Music Monday. Because it sounded catchier than Music Tuesday, Wednesday, Thursday, Friday, Saturday, or Sunday.
Why, I have no idea.
Today’s music choice actually was inspired by my boyfriend requesting this song on his Amazon Echo. It’s a song he loves, and one that I had (surprisingly) forgotten about until last week. For some reason, it came to me when I was at work, and then later that evening, he mentioned it and we had one of those “OMG” moments.
I first heard this song on a 1996 dance music compilation album that also included the “Roxbury Duo” version of “What is Love?” It wasn’t the Jock Jams albums (I owned those too – they were dance school standard in the day), but it was a really good album.
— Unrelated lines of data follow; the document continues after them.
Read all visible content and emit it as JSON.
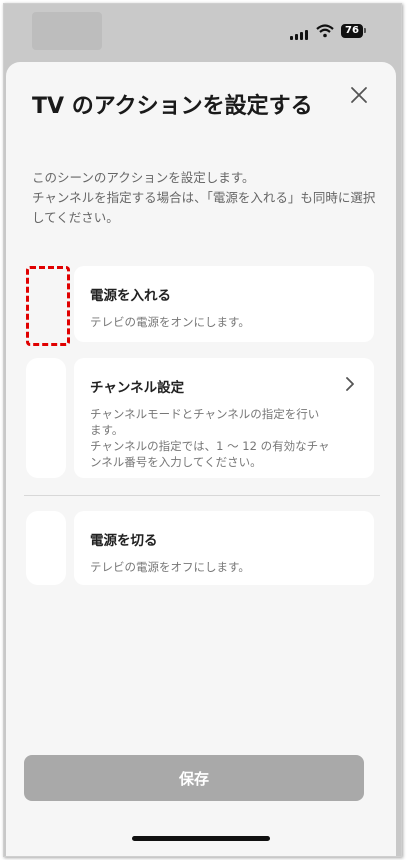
{
  "status_bar": {
    "battery": "76"
  },
  "sheet": {
    "title": "TV のアクションを設定する",
    "description": "このシーンのアクションを設定します。\nチャンネルを指定する場合は、「電源を入れる」も同時に選択してください。"
  },
  "actions": [
    {
      "title": "電源を入れる",
      "description": "テレビの電源をオンにします。"
    },
    {
      "title": "チャンネル設定",
      "description": "チャンネルモードとチャンネルの指定を行います。\nチャンネルの指定では、1 〜 12 の有効なチャンネル番号を入力してください。"
    },
    {
      "title": "電源を切る",
      "description": "テレビの電源をオフにします。"
    }
  ],
  "save_button": {
    "label": "保存"
  },
  "colors": {
    "highlight": "#e00000",
    "button_disabled": "#a9a9a9",
    "sheet_bg": "#f6f6f6"
  },
  "icons": [
    "close-icon",
    "chevron-right-icon",
    "signal-icon",
    "wifi-icon",
    "battery-icon"
  ]
}
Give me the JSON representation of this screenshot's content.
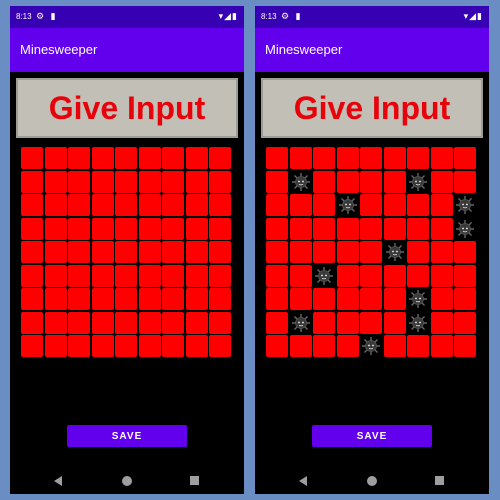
{
  "status": {
    "time": "8:13",
    "left_icons": "⚙ ▮",
    "right_icons": "▾◢▮"
  },
  "app": {
    "title": "Minesweeper"
  },
  "banner": {
    "text": "Give Input"
  },
  "save_label": "SAVE",
  "grid": {
    "rows": 9,
    "cols": 9
  },
  "colors": {
    "cell": "#ff0000",
    "mine_bg": "#000000",
    "accent": "#6200ee",
    "status_bar": "#3700b3",
    "banner_text": "#e8000b"
  },
  "screens": [
    {
      "id": "left",
      "mines": []
    },
    {
      "id": "right",
      "mines": [
        [
          1,
          1
        ],
        [
          1,
          6
        ],
        [
          2,
          3
        ],
        [
          2,
          8
        ],
        [
          3,
          8
        ],
        [
          4,
          5
        ],
        [
          5,
          2
        ],
        [
          6,
          6
        ],
        [
          7,
          1
        ],
        [
          7,
          6
        ],
        [
          8,
          4
        ]
      ]
    }
  ],
  "icons": {
    "mine": "mine-icon",
    "back": "back-icon",
    "home": "home-icon",
    "recents": "recents-icon"
  }
}
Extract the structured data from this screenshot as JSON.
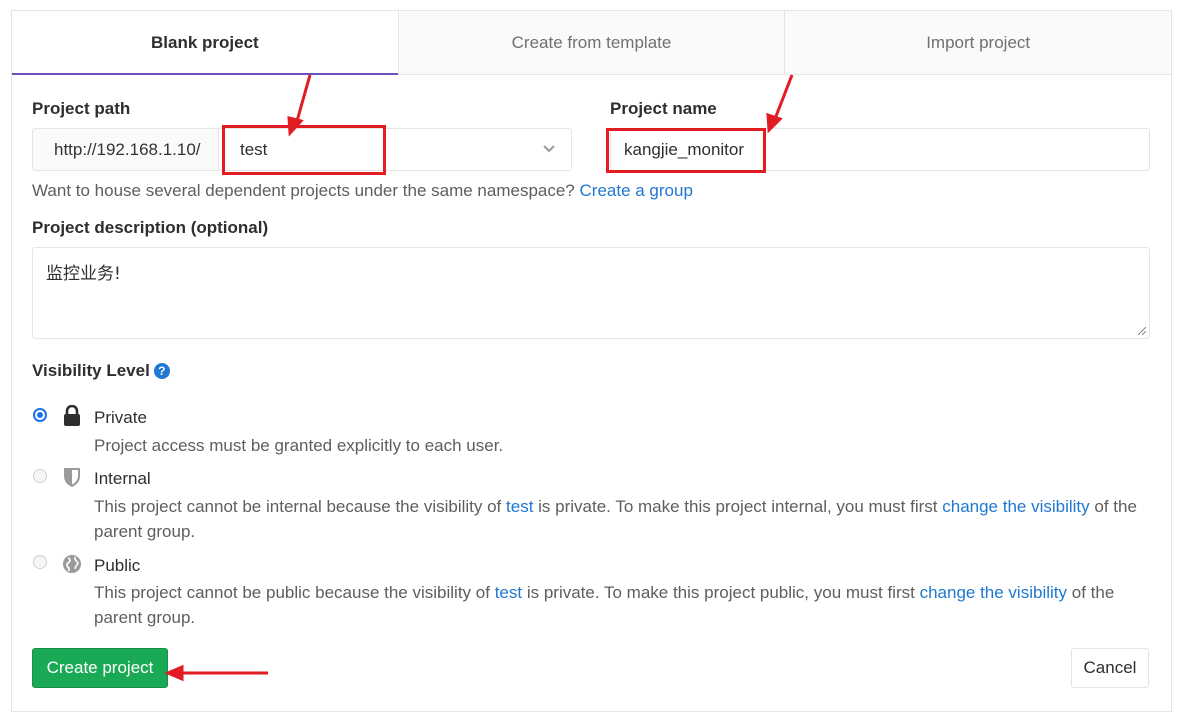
{
  "tabs": [
    {
      "label": "Blank project",
      "active": true
    },
    {
      "label": "Create from template",
      "active": false
    },
    {
      "label": "Import project",
      "active": false
    }
  ],
  "project_path": {
    "label": "Project path",
    "prefix": "http://192.168.1.10/",
    "namespace": "test"
  },
  "project_name": {
    "label": "Project name",
    "value": "kangjie_monitor"
  },
  "namespace_help": {
    "text": "Want to house several dependent projects under the same namespace?",
    "link": "Create a group"
  },
  "description": {
    "label": "Project description (optional)",
    "value": "监控业务!"
  },
  "visibility": {
    "label": "Visibility Level",
    "options": [
      {
        "title": "Private",
        "icon": "lock-icon",
        "checked": true,
        "desc": "Project access must be granted explicitly to each user."
      },
      {
        "title": "Internal",
        "icon": "shield-icon",
        "checked": false,
        "desc_1": "This project cannot be internal because the visibility of",
        "desc_link_1": "test",
        "desc_2": "is private. To make this project internal, you must first",
        "desc_link_2": "change the visibility",
        "desc_3": "of the parent group."
      },
      {
        "title": "Public",
        "icon": "globe-icon",
        "checked": false,
        "desc_1": "This project cannot be public because the visibility of",
        "desc_link_1": "test",
        "desc_2": "is private. To make this project public, you must first",
        "desc_link_2": "change the visibility",
        "desc_3": "of the parent group."
      }
    ]
  },
  "actions": {
    "create_label": "Create project",
    "cancel_label": "Cancel"
  },
  "colors": {
    "primary_button": "#1aaa55",
    "link": "#1f78d1",
    "annotation": "#e31b23",
    "active_tab_underline": "#6b4fbb"
  }
}
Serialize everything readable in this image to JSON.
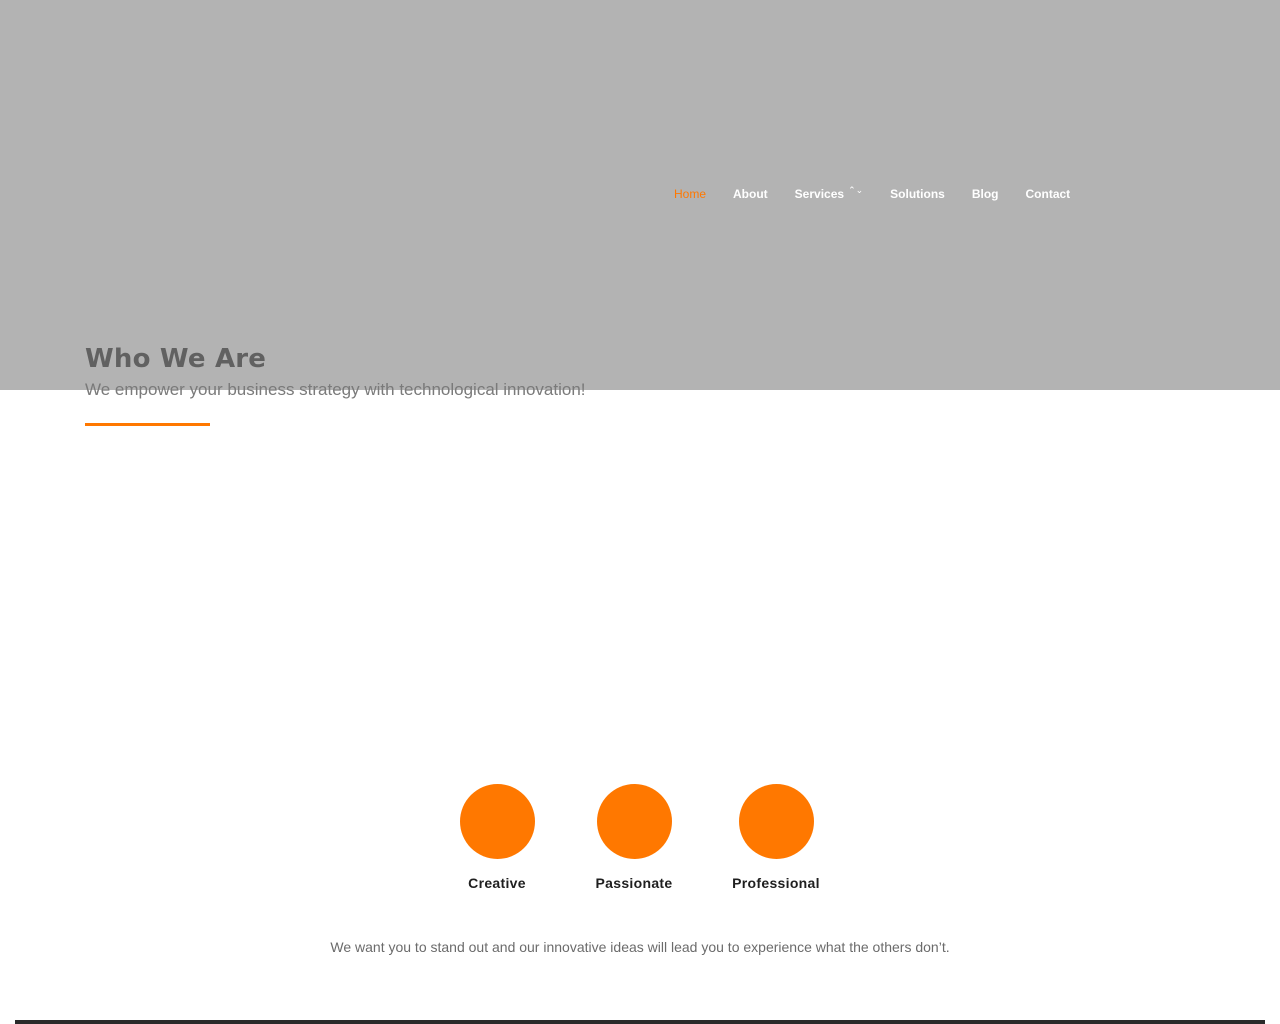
{
  "nav": {
    "items": [
      {
        "label": "Home",
        "active": true
      },
      {
        "label": "About"
      },
      {
        "label": "Services",
        "has_dropdown": true,
        "icon": "chevron-down-icon"
      },
      {
        "label": "Solutions"
      },
      {
        "label": "Blog"
      },
      {
        "label": "Contact"
      }
    ]
  },
  "about": {
    "title": "Who We Are",
    "subtitle": "We empower your business strategy with technological innovation!"
  },
  "features": [
    {
      "label": "Creative"
    },
    {
      "label": "Passionate"
    },
    {
      "label": "Professional"
    }
  ],
  "tagline": "We want you to stand out and our innovative ideas will lead you to experience what the others don’t.",
  "colors": {
    "accent": "#ff7800",
    "hero_bg": "#b3b3b3",
    "title": "#616161",
    "nav_text": "#ffffff"
  }
}
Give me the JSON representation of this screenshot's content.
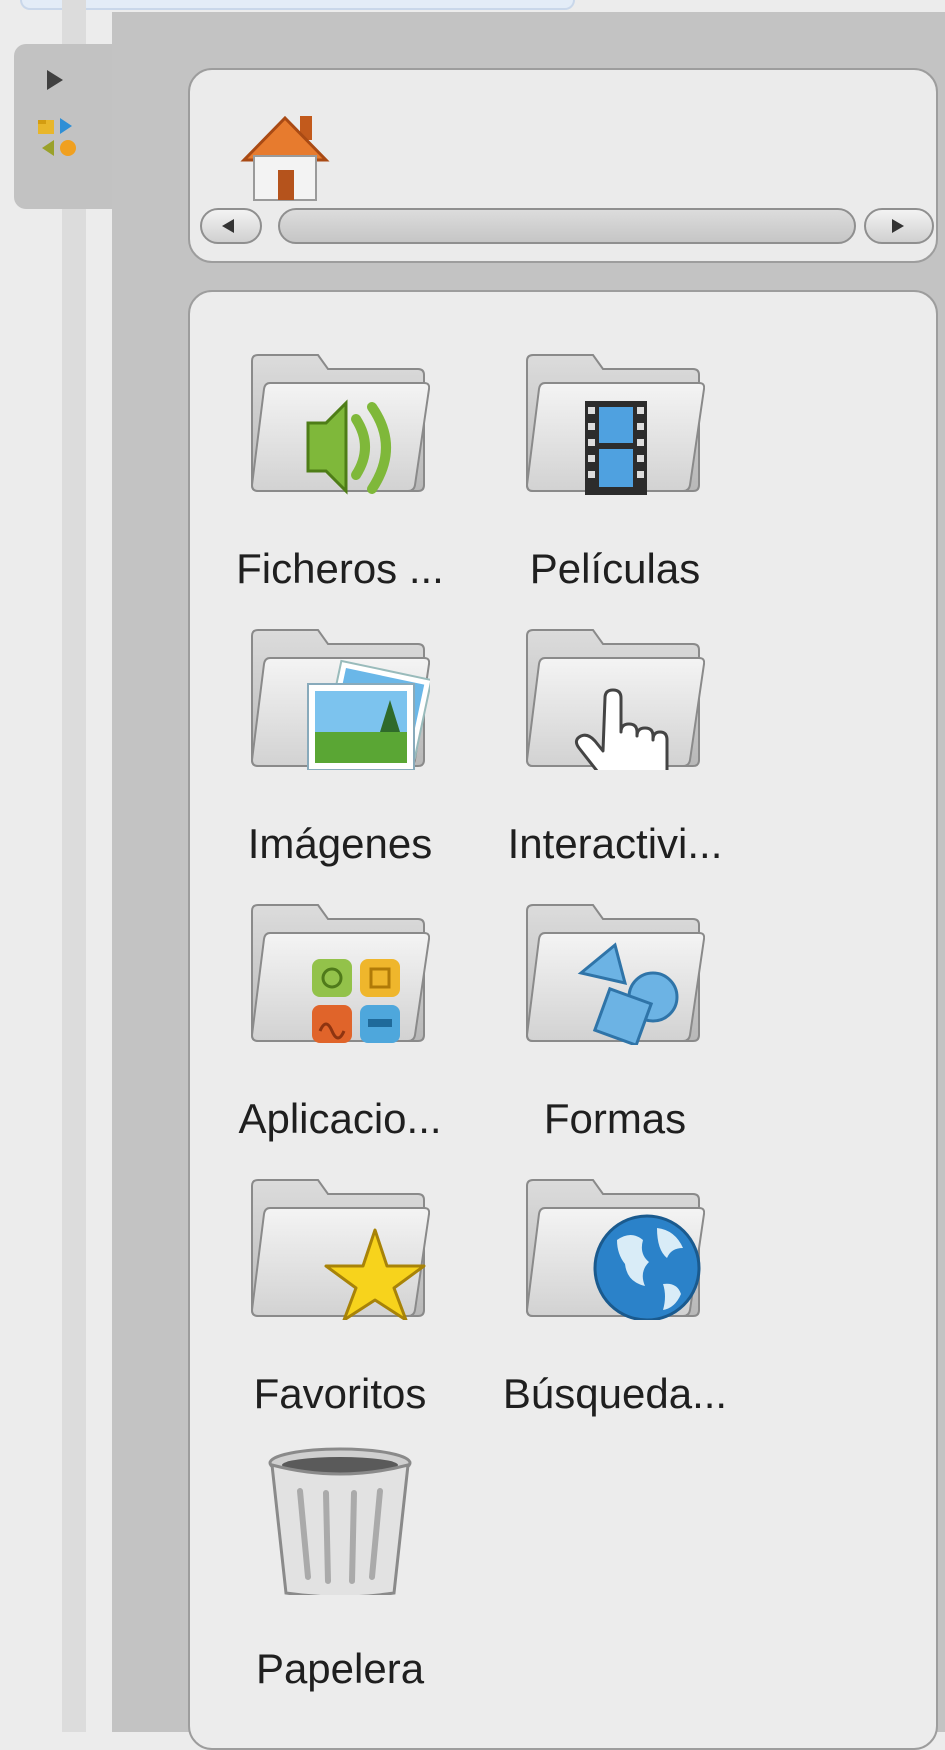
{
  "nav": {
    "home_label": "home"
  },
  "items": [
    {
      "label": "Ficheros ...",
      "icon": "folder-audio-icon"
    },
    {
      "label": "Películas",
      "icon": "folder-film-icon"
    },
    {
      "label": "Imágenes",
      "icon": "folder-images-icon"
    },
    {
      "label": "Interactivi...",
      "icon": "folder-hand-icon"
    },
    {
      "label": "Aplicacio...",
      "icon": "folder-apps-icon"
    },
    {
      "label": "Formas",
      "icon": "folder-shapes-icon"
    },
    {
      "label": "Favoritos",
      "icon": "folder-star-icon"
    },
    {
      "label": "Búsqueda...",
      "icon": "folder-globe-icon"
    },
    {
      "label": "Papelera",
      "icon": "trash-icon"
    }
  ],
  "colors": {
    "panel": "#c3c3c3",
    "box": "#ececec",
    "border": "#9d9d9d"
  }
}
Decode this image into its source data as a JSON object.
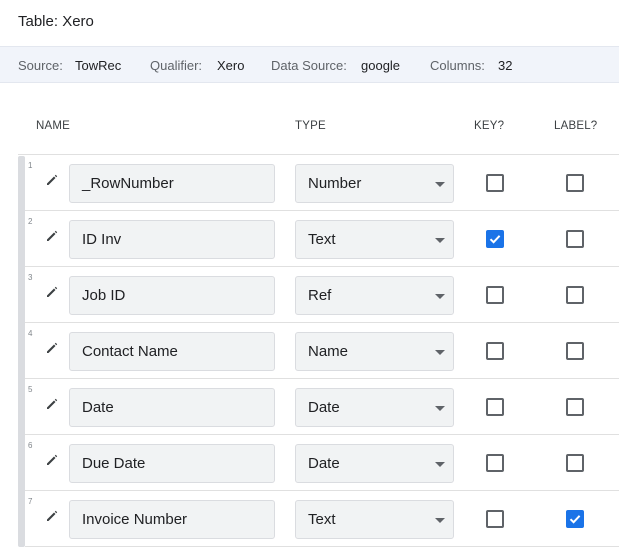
{
  "title": "Table: Xero",
  "meta": {
    "source_label": "Source:",
    "source_value": "TowRec",
    "qualifier_label": "Qualifier:",
    "qualifier_value": "Xero",
    "datasource_label": "Data Source:",
    "datasource_value": "google",
    "columns_label": "Columns:",
    "columns_value": "32"
  },
  "headers": {
    "name": "NAME",
    "type": "TYPE",
    "key": "KEY?",
    "label": "LABEL?"
  },
  "rows": [
    {
      "num": "1",
      "name": "_RowNumber",
      "type": "Number",
      "key": false,
      "label": false
    },
    {
      "num": "2",
      "name": "ID Inv",
      "type": "Text",
      "key": true,
      "label": false
    },
    {
      "num": "3",
      "name": "Job ID",
      "type": "Ref",
      "key": false,
      "label": false
    },
    {
      "num": "4",
      "name": "Contact Name",
      "type": "Name",
      "key": false,
      "label": false
    },
    {
      "num": "5",
      "name": "Date",
      "type": "Date",
      "key": false,
      "label": false
    },
    {
      "num": "6",
      "name": "Due Date",
      "type": "Date",
      "key": false,
      "label": false
    },
    {
      "num": "7",
      "name": "Invoice Number",
      "type": "Text",
      "key": false,
      "label": true
    }
  ],
  "colors": {
    "accent": "#1a73e8",
    "field_bg": "#f1f3f4",
    "meta_bg": "#f1f4fa"
  },
  "icons": {
    "edit": "pencil-icon",
    "dropdown": "caret-down-icon",
    "checkbox": "checkbox-icon"
  }
}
When I’ve thought dance music, I’ve always thought something with lyrics that I could dance too. Up until this point in my life, I’d only danced to songs with lyrics.
This wasn’t one of my dance school songs, but rather, something I used at home for improv. Though I would have loved the opportunity to dance to this amazing song.
The song is the composition of Italian dance composer Robert Miles, entitled “Children.” It was originally released in 1995 the EP Soundtracks on Joe Vanelli’s label, DBX. Unfortunately for Miles, the song did not chart. But that’s ok, because Miles went on to release it as the lead single on his November 1995 album Dreamland. That resulted in the song being certified Gold and Platinum, and reaching #1 in twelve countries. It was Miles’ most successful song.
“Children” was inspired by two things – a response to photos of Yugoslav war victims that Miles’ father brought home from a humanitarian mission, as well as his career as a DJ. The track was created as a way to end DJ sets and calm rave attendees prior to driving home as a means to reduce car accident deaths. The song reported cost 150 pounds ($201.30 USD) to record.
More: Background and Writing
The song reached #21 on the Billboard Hot 100, #23 on the Billboard Hot Adult Top 40 Tracks, #32 on the Rhythmic Top 40, and #17 on the Billboard Top 40 Mainstream. However, it reached #1 on the Billboard Hot Dance Club Play the week of June 15, 1996.
I will admit, this isn’t a song for everyone, but it should be familiar to dancers who actively dancing in the mid-1990s, clubbers, and those who like this type of sound.
I just looked up Robert Miles (real name Roberto Concina), and sadly, he passed away on May 9, 2017 from cancer.
You know, I really hate leaving these articles on a sad note, so how about this?
Can you believe we’re coming up on October already? Music Monday will be back next week, as we work from a spooktacular playlist of songs celebrating the month of bats, ghosts, and witches.
Until next time, enjoy the music!